Further evidence of government commitment to encourage whistleblowers is seen in the recent revision to laws in California. Among other provisions that further tipster protections, effective from 1 January 2014, employers in the state cannot retaliate against employees who report potential violations to a supervisor or other employee with the authority to investigate or correct alleged violations. Previously, the law only applied to employees reporting alleged violations to a government or law enforcement agency.

The SEC’s zeal to draw in whistleblowers is backed by an enormous budget for rewarding them. The SEC’s Investor Protection Fund, which serves as a war chest for whistleblower payouts, along with disbursements to the SEC’s Office of the Inspector General (OIG) suggestion programme for SEC employees, had a nearly half-billion-dollar balance at the close of the 2013 federal fiscal year.[3]

As word of the $14 million award and the government tip coffer spreads, it may not be surprising to see a substantial uptick in whistleblower tips, which grew a modest 8% from 2012’s 3,001 to 3,238 in 2013, according to the Annual Report on the Dodd-Frank Whistleblower Program for Fiscal Year 2013. Whatever the number, tips are likely to come from far and wide. In 2013 the SEC received submissions from all 50 states, the District of Columbia, three US territories, and 55 foreign countries. Since the programme’s commencement, individuals in 68 countries outside the United States have participated.3

Being prepared
The SEC whistleblower programme presents a new, possibly unsettling reality for asset managers: their employees are now highly incentivised to publicly report potential fraud or corruption where they work.
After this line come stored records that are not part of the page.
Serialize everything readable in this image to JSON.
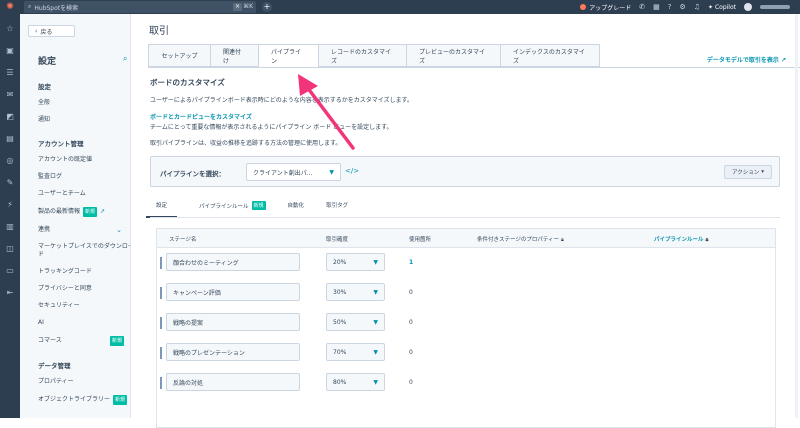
{
  "topbar": {
    "search_placeholder": "HubSpotを検索",
    "search_kbd": "⌘K",
    "upgrade_label": "アップグレード",
    "copilot_label": "Copilot"
  },
  "settings_panel": {
    "back_label": "戻る",
    "title": "設定",
    "sections": [
      {
        "heading": "設定",
        "items": [
          {
            "label": "全般"
          },
          {
            "label": "通知"
          }
        ]
      },
      {
        "heading": "アカウント管理",
        "items": [
          {
            "label": "アカウントの既定値"
          },
          {
            "label": "監査ログ"
          },
          {
            "label": "ユーザーとチーム"
          },
          {
            "label": "製品の最新情報",
            "badge": "新規"
          },
          {
            "label": "連携"
          },
          {
            "label": "マーケットプレイスでのダウンロード"
          },
          {
            "label": "トラッキングコード"
          },
          {
            "label": "プライバシーと同意"
          },
          {
            "label": "セキュリティー"
          },
          {
            "label": "AI"
          },
          {
            "label": "コマース",
            "badge": "新規"
          }
        ]
      },
      {
        "heading": "データ管理",
        "items": [
          {
            "label": "プロパティー"
          },
          {
            "label": "オブジェクトライブラリー",
            "badge": "新規"
          }
        ]
      }
    ]
  },
  "main": {
    "page_title": "取引",
    "tabs": [
      {
        "label": "セットアップ"
      },
      {
        "label": "関連付け"
      },
      {
        "label": "パイプライン",
        "active": true
      },
      {
        "label": "レコードのカスタマイズ"
      },
      {
        "label": "プレビューのカスタマイズ"
      },
      {
        "label": "インデックスのカスタマイズ"
      }
    ],
    "data_model_link": "データモデルで取引を表示",
    "section_heading": "ボードのカスタマイズ",
    "description": "ユーザーによるパイプラインボード表示時にどのような内容を表示するかをカスタマイズします。",
    "board_link": "ボードとカードビューをカスタマイズ",
    "board_desc": "チームにとって重要な情報が表示されるようにパイプライン ボード ビューを設定します。",
    "pipeline_desc": "取引パイプラインは、収益の推移を追跡する方法の管理に使用します。",
    "pipeline_label": "パイプラインを選択：",
    "pipeline_value": "クライアント創出パ...",
    "action_label": "アクション",
    "subtabs": [
      {
        "label": "設定",
        "active": true
      },
      {
        "label": "パイプラインルール",
        "badge": "新規"
      },
      {
        "label": "自動化"
      },
      {
        "label": "取引タグ"
      }
    ],
    "table": {
      "headers": {
        "stage": "ステージ名",
        "probability": "取引確度",
        "usage": "使用箇所",
        "conditional": "条件付きステージのプロパティー",
        "rules": "パイプラインルール"
      },
      "rows": [
        {
          "stage": "顔合わせのミーティング",
          "probability": "20%",
          "usage": "1"
        },
        {
          "stage": "キャンペーン評価",
          "probability": "30%",
          "usage": "0"
        },
        {
          "stage": "戦略の提案",
          "probability": "50%",
          "usage": "0"
        },
        {
          "stage": "戦略のプレゼンテーション",
          "probability": "70%",
          "usage": "0"
        },
        {
          "stage": "反論の対処",
          "probability": "80%",
          "usage": "0"
        }
      ]
    }
  },
  "colors": {
    "nav_dark": "#2d3e50",
    "link": "#0091ae",
    "badge": "#00bda5",
    "annotation_arrow": "#f2357a"
  }
}
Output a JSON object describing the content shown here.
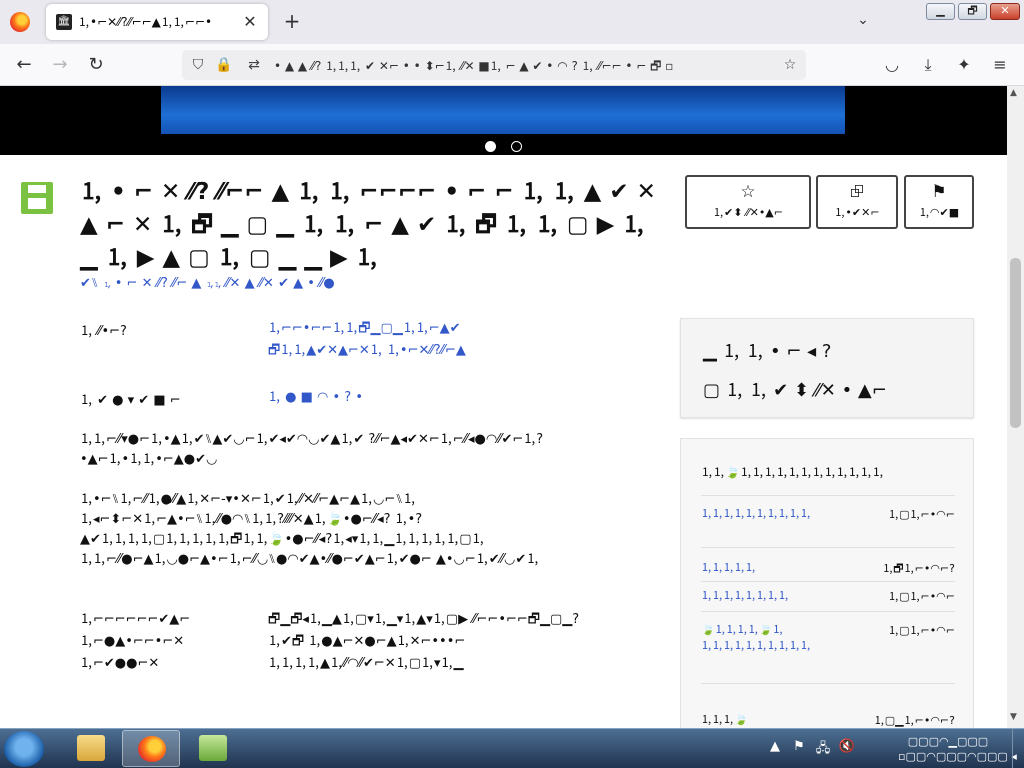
{
  "browser": {
    "tab_title": "🄂•⌐✕⁄⁄?⁄⁄⌐⌐▲🄂🄂⌐⌐•",
    "tab_close": "✕",
    "new_tab": "+",
    "tab_list": "⌄",
    "url": "• ▲ ▲ ⁄⁄? 🄂🄂🄂 ✔ ✕⌐ • • ⬍⌐🄂 ⁄⁄✕ ■🄂 ⌐ ▲ ✔ • ◠ ? 🄂 ⁄⁄⌐⌐ • ⌐ 🗗 ▫",
    "window_min": "▁",
    "window_max": "🗗",
    "window_close": "✕"
  },
  "nav": {
    "back": "←",
    "forward": "→",
    "reload": "↻",
    "shield": "⛉",
    "lock": "🔒",
    "permissions": "⇄",
    "star": "☆",
    "pocket": "◡",
    "downloads": "⤓",
    "extensions": "✦",
    "menu": "≡"
  },
  "article": {
    "title": "🄂 • ⌐ ✕ ⁄⁄? ⁄⁄⌐⌐ ▲ 🄂 🄂 ⌐⌐⌐⌐ • ⌐ ⌐ 🄂 🄂 ▲ ✔ ✕ ▲ ⌐ ✕ 🄂 🗗 ▁ ▢ ▁ 🄂 🄂 ⌐ ▲ ✔ 🄂 🗗 🄂 🄂 ▢ ▶ 🄂 ▁ 🄂 ▶ ▲ ▢ 🄂 ▢ ▁ ▁ ▶ 🄂",
    "byline": "✔⑊ 🄂 • ⌐ ✕ ⁄⁄? ⁄⁄⌐ ▲ 🄂🄂 ⁄⁄✕ ▲ ⁄⁄✕ ✔ ▲ • ⁄⁄●"
  },
  "actions": {
    "favorite": {
      "icon": "☆",
      "label": "🄂✔⬍ ⁄⁄✕•▲⌐"
    },
    "share": {
      "icon": "⮺",
      "label": "🄂•✔✕⌐"
    },
    "report": {
      "icon": "⚑",
      "label": "🄂◠✔■"
    }
  },
  "details": {
    "row1_label": "🄂 ⁄⁄•⌐?",
    "row1_value": "🄂⌐⌐•⌐⌐🄂🄂🗗▁▢▁🄂🄂⌐▲✔ 🗗🄂🄂▲✔✕▲⌐✕🄂 🄂•⌐✕⁄⁄?⁄⁄⌐▲",
    "row2_label": "🄂 ✔ ● ▾ ✔ ■ ⌐",
    "row2_value": "🄂 ● ■ ◠ • ? •"
  },
  "paragraphs": {
    "p1": "🄂🄂⌐⁄⁄▾●⌐🄂•▲🄂✔⑊▲✔◡⌐🄂✔◂✔◠◡✔▲🄂✔ ?⁄⁄⌐▲◂✔✕⌐🄂⌐⁄⁄◂●◠⁄⁄✔⌐🄂?•▲⌐🄂•🄂🄂•⌐▲●✔◡",
    "p2": "🄂•⌐⑊🄂⌐⁄⁄🄂●⁄⁄▲🄂✕⌐-▾•✕⌐🄂✔🄂⁄⁄✕⁄⁄⌐▲⌐▲🄂◡⌐⑊🄂 🄂◂⌐⬍⌐✕🄂⌐▲•⌐⑊🄂⁄⁄●◠⑊🄂🄂?⁄⁄⁄⁄✕▲🄂🍃•●⌐⁄⁄◂? 🄂•?▲✔🄂🄂🄂🄂▢🄂🄂🄂🄂🄂🗗🄂🄂🍃•●⌐⁄⁄◂?🄂◂▾🄂🄂▁🄂🄂🄂🄂🄂▢🄂 🄂🄂⌐⁄⁄●⌐▲🄂◡●⌐▲•⌐🄂⌐⁄⁄◡⑊●◠✔▲•⁄⁄●⌐✔▲⌐🄂✔●⌐ ▲•◡⌐🄂✔⁄⁄◡✔🄂"
  },
  "table": {
    "left": "🄂⌐⌐⌐⌐⌐⌐✔▲⌐ 🄂⌐●▲•⌐⌐•⌐✕ 🄂⌐✔●●⌐✕",
    "right": "🗗▁🗗◂🄂▁▲🄂▢▾🄂▁▾🄂▲▾🄂▢▶ ⁄⁄⌐⌐•⌐⌐🗗▁▢▁?🄂✔🗗 🄂●▲⌐✕●⌐▲🄂✕⌐•••⌐ 🄂🄂🄂🄂▲🄂⁄⁄◠⁄⁄✔⌐✕🄂▢🄂▾🄂▁"
  },
  "info_box": {
    "line1": "▁ 🄂 🄂 • ⌐ ◂ ?",
    "line2": "▢ 🄂 🄂 ✔ ⬍ ⁄⁄✕ • ▲⌐"
  },
  "list_box": {
    "heading": "🄂🄂🍃🄂🄂🄂🄂🄂🄂🄂🄂🄂🄂🄂🄂",
    "row1_title": "🄂🄂🄂🄂🄂🄂🄂🄂🄂🄂",
    "row1_meta": "🄂▢🄂⌐•◠⌐",
    "row2_title_a": "🄂🄂🄂🄂🄂",
    "row2_meta_a": "🄂🗗🄂⌐•◠⌐?",
    "row2_title_b": "🄂🄂🄂🄂🄂🄂🄂🄂",
    "row2_meta_b": "🄂▢🄂⌐•◠⌐",
    "row3_title_a": "🍃🄂🄂🄂🄂🍃🄂",
    "row3_title_b": "🄂🄂🄂🄂🄂🄂🄂🄂🄂🄂",
    "row3_meta": "🄂▢🄂⌐•◠⌐",
    "row4_title": "🄂🄂🄂🍃",
    "row4_meta": "🄂▢▁🄂⌐•◠⌐?"
  },
  "taskbar": {
    "tray_up": "▲",
    "tray_flag": "⚑",
    "tray_net": "🖧",
    "tray_vol": "🔇",
    "time": "▢▢▢◠▁▢▢▢",
    "date": "▫▢▢◠▢▢▢◠▢▢▢ ◂"
  }
}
Addressing this potential risk requires that managers create and maintain a strong internal anti-fraud and anti-corruption programme.

While individual managers should tailor these controls to their risks and culture, some general characteristics of an anti-fraud controls programme are applicable across fund management firms.
First, whistleblower programmes primarily work when employees are well aware of and not afraid to use them. Non-anonymous programmes, for the most part, do not work.

One vital programme feature is a mechanism for receiving whistleblower tips and complaints and reporting back the status of management’s response. This is usually done by assigning a case number that the employee can use to anonymously track progress. Other important anti-fraud programme features include:

  • Senior management conveys a strong message that employees are expected to “do the right thing” all the time.
  • Employees receive annual training on ethics policies and regulatory compliance.
  • An annual fraud risk assessment is conducted that includes gap analysis of existing controls and plans for remediation.
  • A report on the anti-fraud control programme is provided annually to the company’s governance committee.
  • Key controls are continuously monitored and tested.

Stay on top
As the SEC intensifies its whistleblower efforts, an effective programme of anti-fraud controls could be the difference between a fraud incident being handled well internally, or becoming a cause célèbre that could eventually take down the firm. A properly functioning whistleblower programme is an important element of a well-designed, well-executed anti-fraud and anti-corruption framework. Simply said, a well-functioning programme of anti-fraud controls could prove a priceless investment for asset managers.

Adam Weisman is a partner in Deloitte Financial Advisory Services LLP where he leads the Asset Management Industry Group. Ayesha Ahmed is a senior associate in Deloitte Financial Advisory Services LLP, where she serves Asset Management Industry clients.


  1. “Annual Report on the Dodd-Frank Whistleblower Program Fiscal Year 2012,” US Securities and Exchange Commission, November 2012
  2. “SEC Awards More Than $14 Million to Whistleblower,” US Securities and Exchange Commission, 1 October 2013.
  3. “2013 Annual Report to Congress on the Dodd-Frank Whistleblower Program,” US Securities and Exchange Commission, November 2013